The temporary transfer of Kirk to Janice Lester's body provide much fodder for slash.
- Captain's Dilemma by Karen Humphries (The nightmares that plague Kirk after the transfer with Janice Lester only intensify his distress over his growing desire for Spock.) (also in JKS Enterprises)
- Lester’s Complaint by Leslie Fish, art by Ann Humphrey. (Janice Lester's side of the story.) (in Relay #4 and Naked Times #2)
- Kirk’s Defence by Wendy Rathbone, art by Ann Humphrey (a reply to Leslie Fish's "Lester's Complaint") (in Relay #4 and from Naked Times #3)
- Alternate Ending by M.R.L. (After Janice Lester dies while in Kirkʼs body, Spock believes he might finally have a chance at Kirk, who is now trapped in a womanʼs body.) (From Angel Unaware and Other K/S Stories
- And In This Dream by Dovya Blacque (After his ordeal in Janice Lesterʼs body, Kirk begins having dreams of making love to a tall, dark-haired woman... as a woman.) (from Progressions)

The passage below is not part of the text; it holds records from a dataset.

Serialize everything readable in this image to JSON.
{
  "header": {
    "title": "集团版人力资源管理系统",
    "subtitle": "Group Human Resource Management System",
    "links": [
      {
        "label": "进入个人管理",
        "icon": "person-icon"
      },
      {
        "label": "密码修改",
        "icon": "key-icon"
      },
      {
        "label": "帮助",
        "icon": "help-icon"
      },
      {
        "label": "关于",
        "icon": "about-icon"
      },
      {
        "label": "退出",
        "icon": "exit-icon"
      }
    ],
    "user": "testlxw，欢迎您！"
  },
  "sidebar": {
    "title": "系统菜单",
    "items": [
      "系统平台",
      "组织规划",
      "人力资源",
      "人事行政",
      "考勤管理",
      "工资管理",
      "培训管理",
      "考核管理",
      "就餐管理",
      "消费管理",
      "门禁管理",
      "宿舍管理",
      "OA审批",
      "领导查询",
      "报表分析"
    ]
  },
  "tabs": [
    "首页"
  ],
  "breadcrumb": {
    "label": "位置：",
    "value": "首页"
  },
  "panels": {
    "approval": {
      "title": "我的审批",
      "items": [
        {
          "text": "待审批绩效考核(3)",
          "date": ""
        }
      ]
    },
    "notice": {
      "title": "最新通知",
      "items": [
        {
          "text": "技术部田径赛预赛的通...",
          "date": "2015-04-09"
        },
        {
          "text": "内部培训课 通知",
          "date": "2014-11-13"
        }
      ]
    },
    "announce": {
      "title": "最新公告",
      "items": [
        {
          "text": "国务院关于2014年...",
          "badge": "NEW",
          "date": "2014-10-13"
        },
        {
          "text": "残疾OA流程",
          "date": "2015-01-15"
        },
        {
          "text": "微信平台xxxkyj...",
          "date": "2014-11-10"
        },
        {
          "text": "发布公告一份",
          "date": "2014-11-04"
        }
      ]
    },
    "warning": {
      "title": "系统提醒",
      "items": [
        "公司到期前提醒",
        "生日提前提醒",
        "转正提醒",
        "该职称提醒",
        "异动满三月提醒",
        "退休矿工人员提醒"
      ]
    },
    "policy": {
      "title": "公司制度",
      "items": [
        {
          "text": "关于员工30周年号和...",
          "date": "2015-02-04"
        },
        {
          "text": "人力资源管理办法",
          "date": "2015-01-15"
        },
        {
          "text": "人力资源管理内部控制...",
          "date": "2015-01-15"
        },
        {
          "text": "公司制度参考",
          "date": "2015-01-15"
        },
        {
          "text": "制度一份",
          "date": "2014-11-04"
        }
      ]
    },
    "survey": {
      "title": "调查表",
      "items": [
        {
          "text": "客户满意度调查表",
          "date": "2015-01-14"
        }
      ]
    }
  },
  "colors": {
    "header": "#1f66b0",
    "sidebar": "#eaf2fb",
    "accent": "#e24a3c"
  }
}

- Watching the Sunrise by Vera Barga. (Kirk finds that his sexual orientation has changed since his tranference with Janice Lester and that his love for Spock has expanded to include sexual desire. (from First Time #9)
- Possessed! by Augusta Elton. (Kirk is angered by Spockʼs fleeting thoughts during their meld of what it would be like if Kirk remained trapped in Janice Lesterʼs body.) (from First Time #9)
- A Lesson in Perspective by Connie Faddis (Connie extrapolates on what effect being confined to Janice Lester’s body would have on someone as caught up in being male as Kirk. Physical and psychological trauma from the transference and Janice Lester's hatred sends Kirk spiraling into depression and impotence. McCoy makes matters worse by plying him with aphrodisiacs on Wrigley's, sending him in search of relief he eventually finds in a drug den and causing a complete breach between Kirk and McCoy. Kirk ends up spending shore leave on secluded New Seattle with middle-aged, lively nurse Sajis Caffrey. (from Warped Space #20 and Relay #3)
Some Lester-Centric Vids
Fan Reaction to LesterFrom fan in 1974:
... as I grew into feminism... and almost having a coronary the second time I saw 'Turnabout Intruder' and realized that Janice Lester wasn't the only one around there with delusions -- what about Arthur Singer who wrote the script and... Gene Roddenberry himself? Why is it, feminist fen demand, that Roddenberry can envision beings of all races working together in harmony, ships that can travel even faster than light, aliens who are neither cannibalistic nor giant snails, yet cannot seem to realize that women of the 22nd or 23rd century will undoubtedly fit very well in to the 'world of starship captains'??? Why was it necessary for Janice Lester to be presented as a madwoman, rather than a woman whose potential was wasted because she was a woman? I sincerely hope the ST movie, when it comes, will not repeat these mistakes. 
- "Your world of starship captains doesn't admit women." - Janice, to Kirk, "Turnabout Intruder" In interviews for the book Shatner: Where No Man and elsewhere, Leonard Nimoy verified that this was not Lester's delusion and that Roddenberry had intended a "no female captains" rule. Nimoy said that during production he had objected to the episode's message that women cannot do all that men do. "What [Roddenberry] set out to prove was that this lady, given command of the ship, would blow it." Sondra Marshak, one of the book's co-authors, adds that the episode "loads the dice" by making the woman mentally unstable instead of showing a rational female in command.
- from the editorial of Sol III #1